Further resources (including webinars, podcasts and additional tools) to support individuals in understanding their role in supporting their organisation’s work within PSIRF is available on the PSIRF FutureNHS workspace.
Never Events (NE) policy and framework
Never Events are serious incidents that are entirely preventable. Guidance or safety recommendations providing strong systematic protective barriers are available at a national level and should have been implemented by all healthcare providers.
MSOs (or equivalent) and medication safety leads are expected to be aware of the Never Events policy and framework and to be able to recognise incidents that occur within their organisation which meet the criteria for classification as a Never Event. An MSO (or equivalent) would be expected to be aware of escalation procedures within their local organisation for incidents identified as a confirmed or suspected Never Event.
Duty of Candour
An MSO (or equivalent) must understand their responsibility with respect to duty of candour and are responsible for sharing that information with their team(s) and other healthcare professionals working in their organisation who may be involved in handling medication related incidents.
The duty of candour regulation ensures that providers are open and transparent with the people who use their services. It sets out some specific requirements providers must follow when things go wrong with care and treatment, including informing people about the incident, giving reasonable support, providing truthful information and an apology when things go wrong.
A short animation from NHS Resolution provides guidance on the importance of being open and honest and is a useful resource to share with colleagues to help their understanding of the similarities and differences that exist between the professional and statutory duties of candour.
Care Quality Commission (CQC)
The CQC is the independent regulator of health and adult social care in England. The CQC monitor, inspect and regulate services.
The CQC publish reports on care in England using intelligence from inspections in additional to engagement with organisations and the public. An MSO (or equivalent) or individuals with a responsibility for delivering the medication safety agenda within an organisation, should have an awareness of these publications which may be helpful in setting local medication safety priorities.
The CQC monitor and inspect using a set of fundamental standards of care. An MSO (or equivalent) or individuals with a responsibility for setting and delivering the medication safety agenda within an organisation, should be aware of all standards relevant to the use of medicines to ensure alignment. The proper and safe use of medicines is covered under regulation 12 – Safe care and treatment.
Key lines of enquiry (KLOEs) are used by the CQC as part of the inspection process. These serve as prompts and sources of evidence to help the inspectors to answer the five key questions: is the service safe, effective, caring, responsive and well-led. Awareness of these KLOEs assist an MSO (or equivalent) or individuals with a responsibility for setting and delivering the medication safety agenda to assess the medication safety culture within the organisation and identify of areas for safety improvement.
Preparing for a CQC inspection

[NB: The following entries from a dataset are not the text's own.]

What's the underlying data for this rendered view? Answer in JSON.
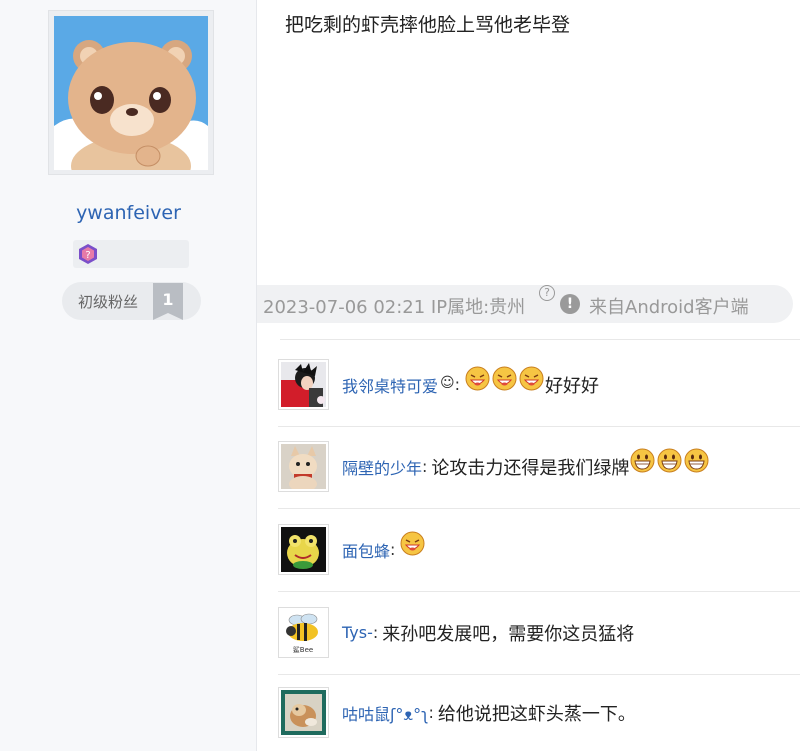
{
  "author": {
    "username": "ywanfeiver",
    "level_title": "初级粉丝",
    "level_number": "1"
  },
  "post": {
    "content": "把吃剩的虾壳摔他脸上骂他老毕登",
    "date": "2023-07-06 02:21 IP属地:贵州",
    "help_icon": "?",
    "warn_icon": "!",
    "source": "来自Android客户端"
  },
  "comments": [
    {
      "name": "我邻桌特可爱",
      "name_emoji": "☺",
      "colon": ":",
      "emojis": [
        "laugh",
        "laugh",
        "laugh"
      ],
      "text": "好好好"
    },
    {
      "name": "隔壁的少年",
      "colon": ":",
      "text": "论攻击力还得是我们绿牌",
      "emojis_after": [
        "grin",
        "grin",
        "grin"
      ]
    },
    {
      "name": "面包蜂",
      "colon": ":",
      "emojis": [
        "laugh"
      ],
      "text": ""
    },
    {
      "name": "Tys-",
      "colon": ":",
      "text": "来孙吧发展吧，需要你这员猛将"
    },
    {
      "name": "咕咕鼠ʃ°ᴥ°ʅ",
      "colon": ":",
      "text": "给他说把这虾头蒸一下。"
    }
  ],
  "avatar_badges": {
    "tys_caption": "鲨Bee"
  },
  "colors": {
    "link": "#2d64b3",
    "meta": "#999999",
    "panel": "#f7f8fa"
  }
}
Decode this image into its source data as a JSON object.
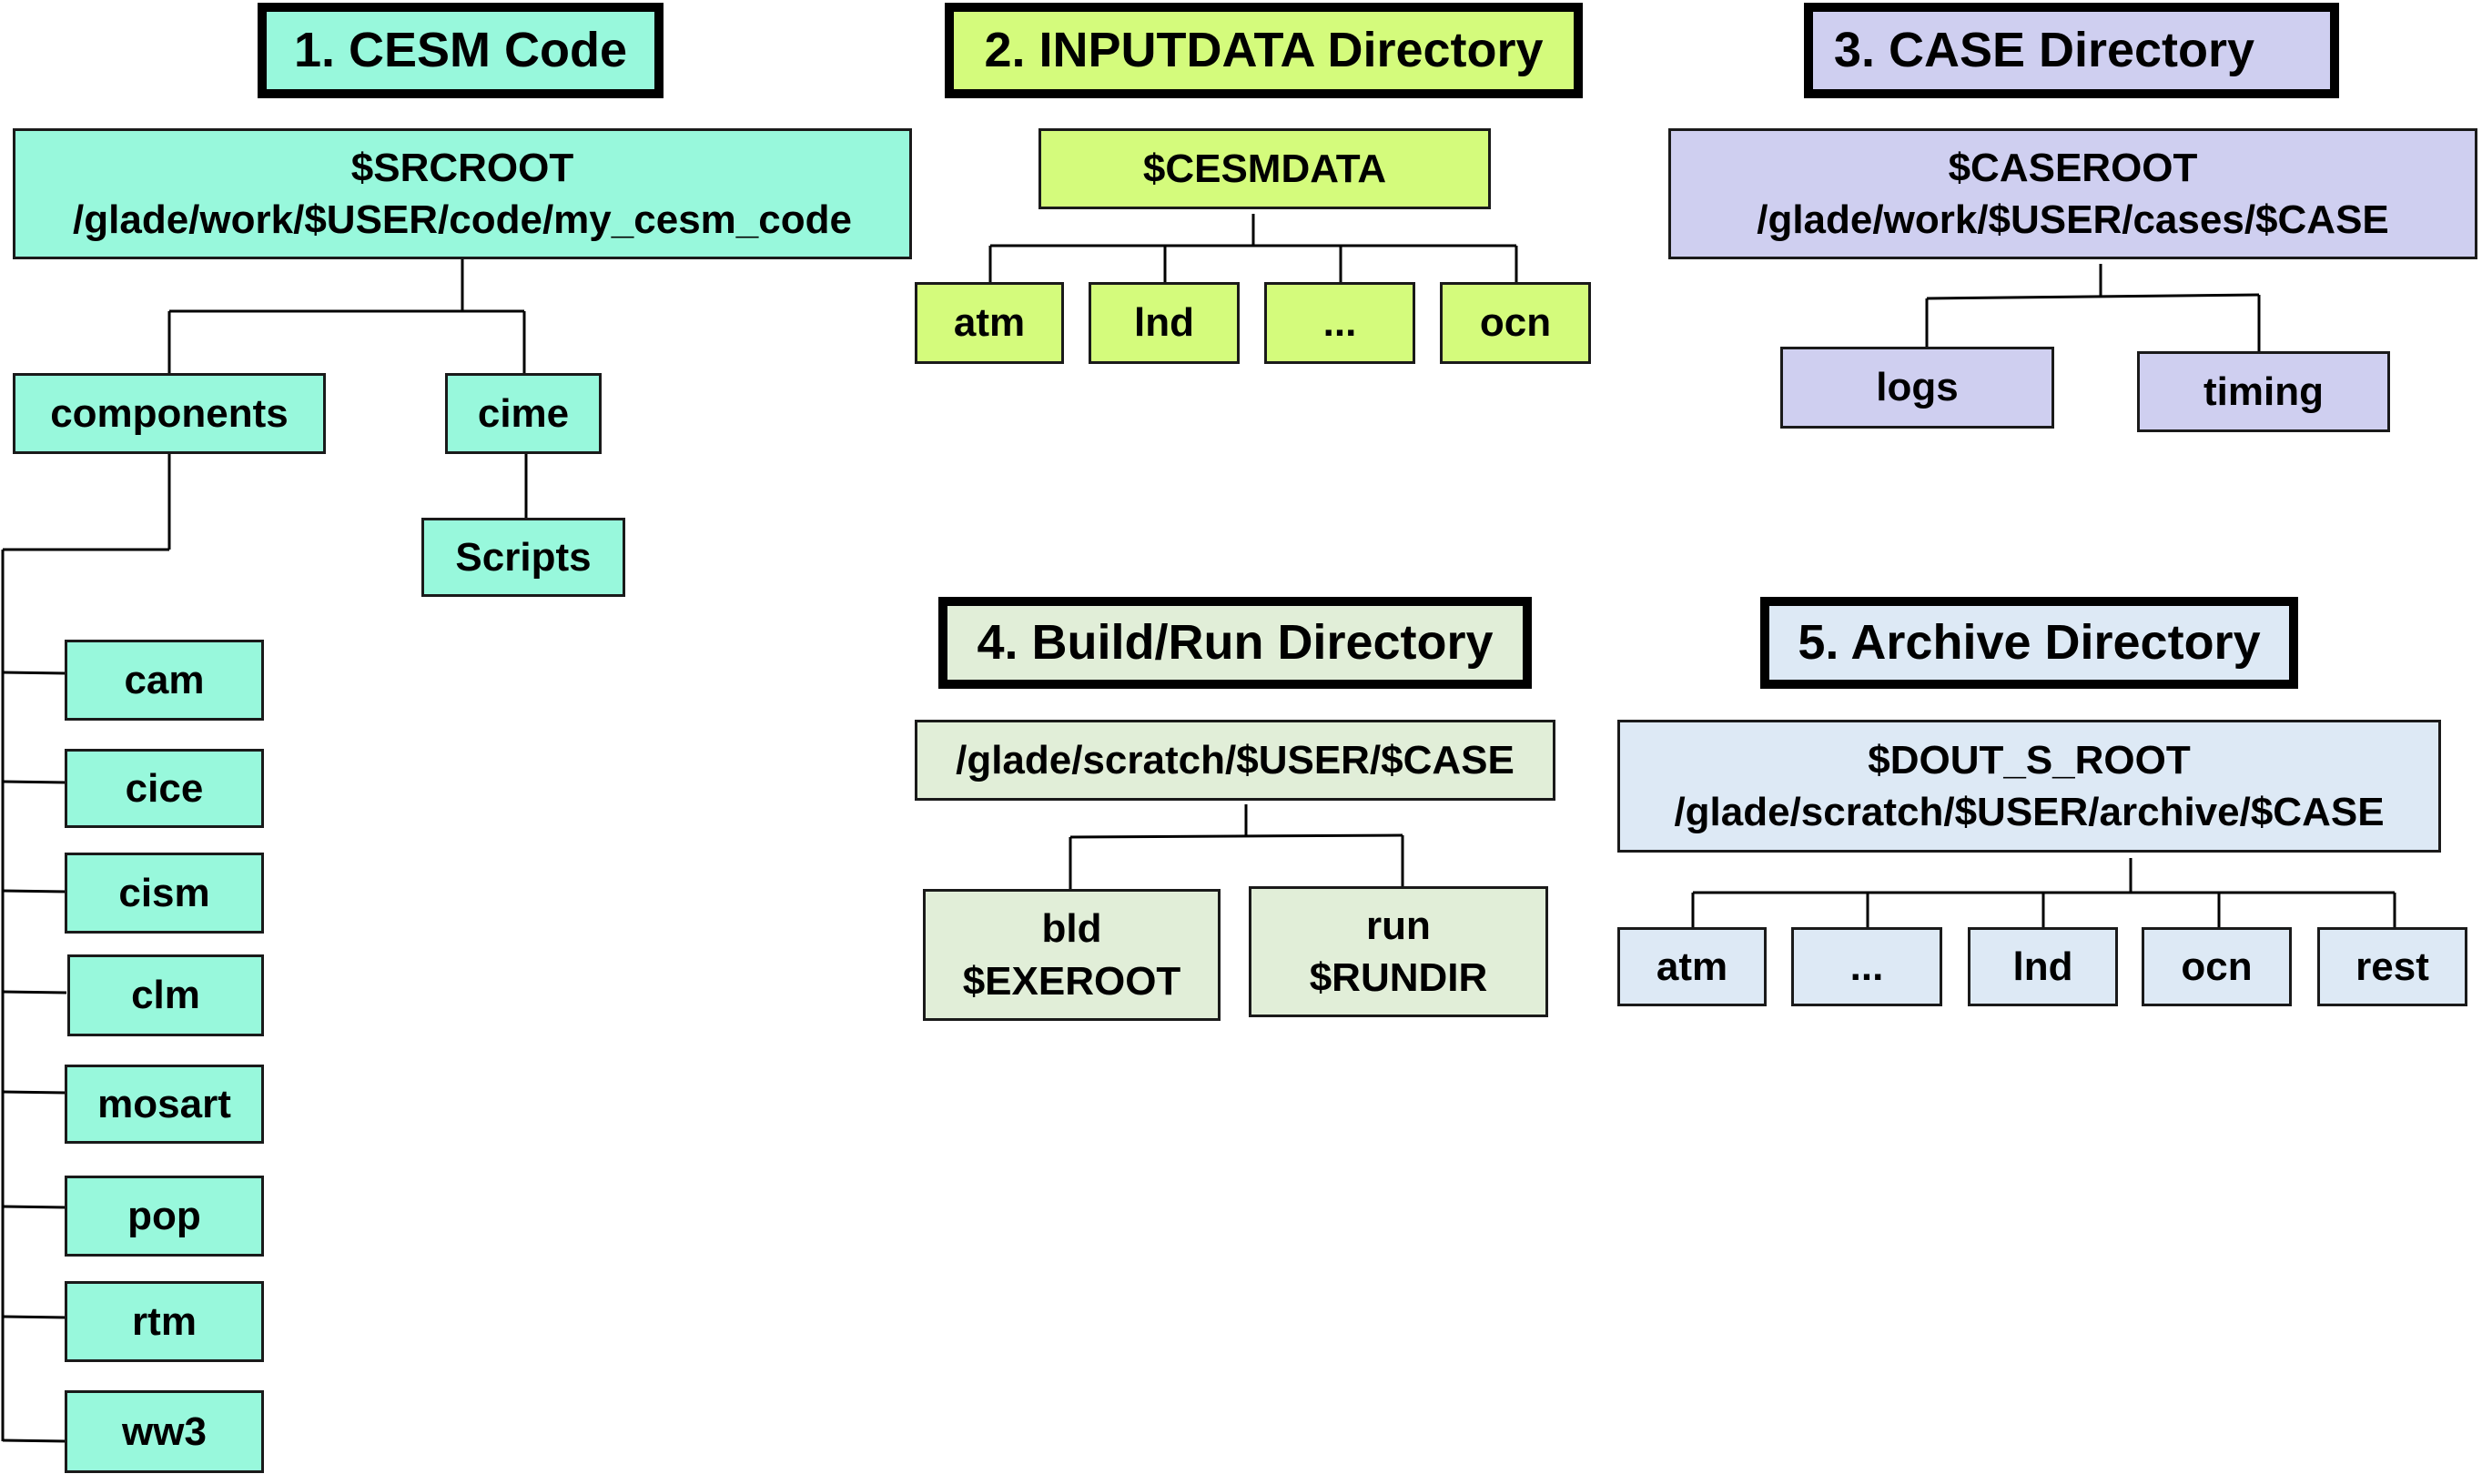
{
  "sections": {
    "cesm_code": {
      "title": "1. CESM Code",
      "root": {
        "var": "$SRCROOT",
        "path": "/glade/work/$USER/code/my_cesm_code"
      },
      "components": {
        "label": "components",
        "children": [
          "cam",
          "cice",
          "cism",
          "clm",
          "mosart",
          "pop",
          "rtm",
          "ww3"
        ]
      },
      "cime": {
        "label": "cime",
        "children": [
          "Scripts"
        ]
      },
      "color": "#98f8dc"
    },
    "inputdata": {
      "title": "2. INPUTDATA Directory",
      "root": {
        "var": "$CESMDATA"
      },
      "children": [
        "atm",
        "lnd",
        "...",
        "ocn"
      ],
      "color": "#d4fb7c"
    },
    "case": {
      "title": "3. CASE Directory",
      "root": {
        "var": "$CASEROOT",
        "path": "/glade/work/$USER/cases/$CASE"
      },
      "children": [
        "logs",
        "timing"
      ],
      "color": "#cfcff0"
    },
    "build_run": {
      "title": "4. Build/Run Directory",
      "root": {
        "path": "/glade/scratch/$USER/$CASE"
      },
      "children": [
        {
          "name": "bld",
          "var": "$EXEROOT"
        },
        {
          "name": "run",
          "var": "$RUNDIR"
        }
      ],
      "color": "#e1eed8"
    },
    "archive": {
      "title": "5. Archive Directory",
      "root": {
        "var": "$DOUT_S_ROOT",
        "path": "/glade/scratch/$USER/archive/$CASE"
      },
      "children": [
        "atm",
        "...",
        "lnd",
        "ocn",
        "rest"
      ],
      "color": "#dde9f5"
    }
  }
}
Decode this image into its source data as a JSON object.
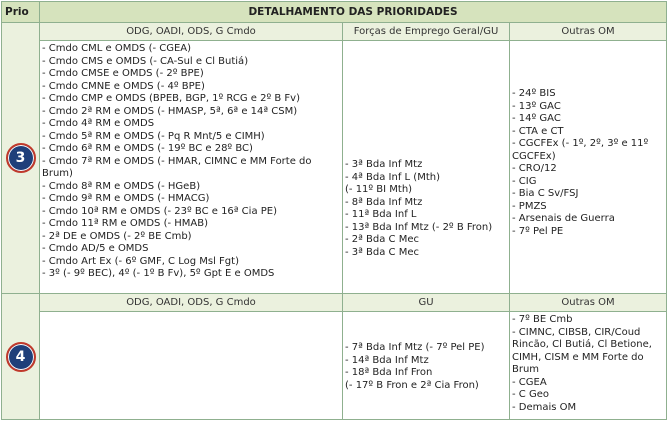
{
  "header": {
    "prio": "Prio",
    "title": "DETALHAMENTO DAS PRIORIDADES"
  },
  "rows": [
    {
      "number": "3",
      "col_headers": [
        "ODG, OADI, ODS, G Cmdo",
        "Forças de Emprego Geral/GU",
        "Outras OM"
      ],
      "col1": [
        "- Cmdo CML e OMDS (- CGEA)",
        "- Cmdo CMS e OMDS (- CA-Sul e Cl Butiá)",
        "- Cmdo CMSE e OMDS (- 2º BPE)",
        "- Cmdo CMNE e OMDS (- 4º BPE)",
        "- Cmdo CMP e OMDS (BPEB, BGP, 1º RCG e 2º B Fv)",
        "- Cmdo 2ª RM e OMDS (- HMASP, 5ª, 6ª e 14ª CSM)",
        "- Cmdo 4ª RM e OMDS",
        "- Cmdo 5ª RM e OMDS (- Pq R Mnt/5 e CIMH)",
        "- Cmdo 6ª RM e OMDS (- 19º BC e 28º BC)",
        "- Cmdo 7ª RM e OMDS (- HMAR, CIMNC e MM Forte do Brum)",
        "- Cmdo 8ª RM e OMDS (- HGeB)",
        "- Cmdo 9ª RM e OMDS (- HMACG)",
        "- Cmdo 10ª RM e OMDS (- 23º BC e 16ª Cia PE)",
        "- Cmdo 11ª RM e OMDS (- HMAB)",
        "- 2ª DE e OMDS (- 2º BE Cmb)",
        "- Cmdo AD/5 e OMDS",
        "- Cmdo Art Ex (- 6º GMF, C Log Msl Fgt)",
        "- 3º (- 9º BEC), 4º (- 1º B Fv), 5º Gpt E e OMDS"
      ],
      "col2": [
        "- 3ª Bda Inf Mtz",
        "- 4ª Bda Inf L (Mth)",
        "(- 11º BI Mth)",
        "- 8ª Bda Inf Mtz",
        "- 11ª Bda Inf L",
        "- 13ª Bda Inf Mtz  (- 2º B Fron)",
        "- 2ª Bda C Mec",
        "- 3ª Bda C Mec"
      ],
      "col3": [
        "- 24º BIS",
        "- 13º GAC",
        "- 14º GAC",
        "- CTA e CT",
        "- CGCFEx (- 1º, 2º, 3º e 11º CGCFEx)",
        "- CRO/12",
        "- CIG",
        "- Bia C Sv/FSJ",
        "- PMZS",
        "- Arsenais de Guerra",
        "- 7º Pel PE"
      ]
    },
    {
      "number": "4",
      "col_headers": [
        "ODG, OADI, ODS, G Cmdo",
        "GU",
        "Outras OM"
      ],
      "col1": [],
      "col2": [
        "- 7ª Bda Inf Mtz  (- 7º Pel PE)",
        "- 14ª Bda Inf Mtz",
        "- 18ª Bda Inf Fron",
        "(- 17º B Fron e 2ª Cia Fron)"
      ],
      "col3": [
        "- 7º BE Cmb",
        "-  CIMNC, CIBSB, CIR/Coud Rincão, Cl Butiá, Cl Betione, CIMH, CISM e MM Forte do Brum",
        "- CGEA",
        "- C Geo",
        "- Demais OM"
      ]
    }
  ]
}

MSOs (or equivalent) and individuals with a responsibility for delivering the medication safety agenda within an organisation may be asked to support managers in preparing for CQC visits and/or be invited to engagement meetings within the organisation. These individuals should be aware of CQC KLOE’s related to medication safety and be prepared to provide assurances that the organisation meets the CQC standards.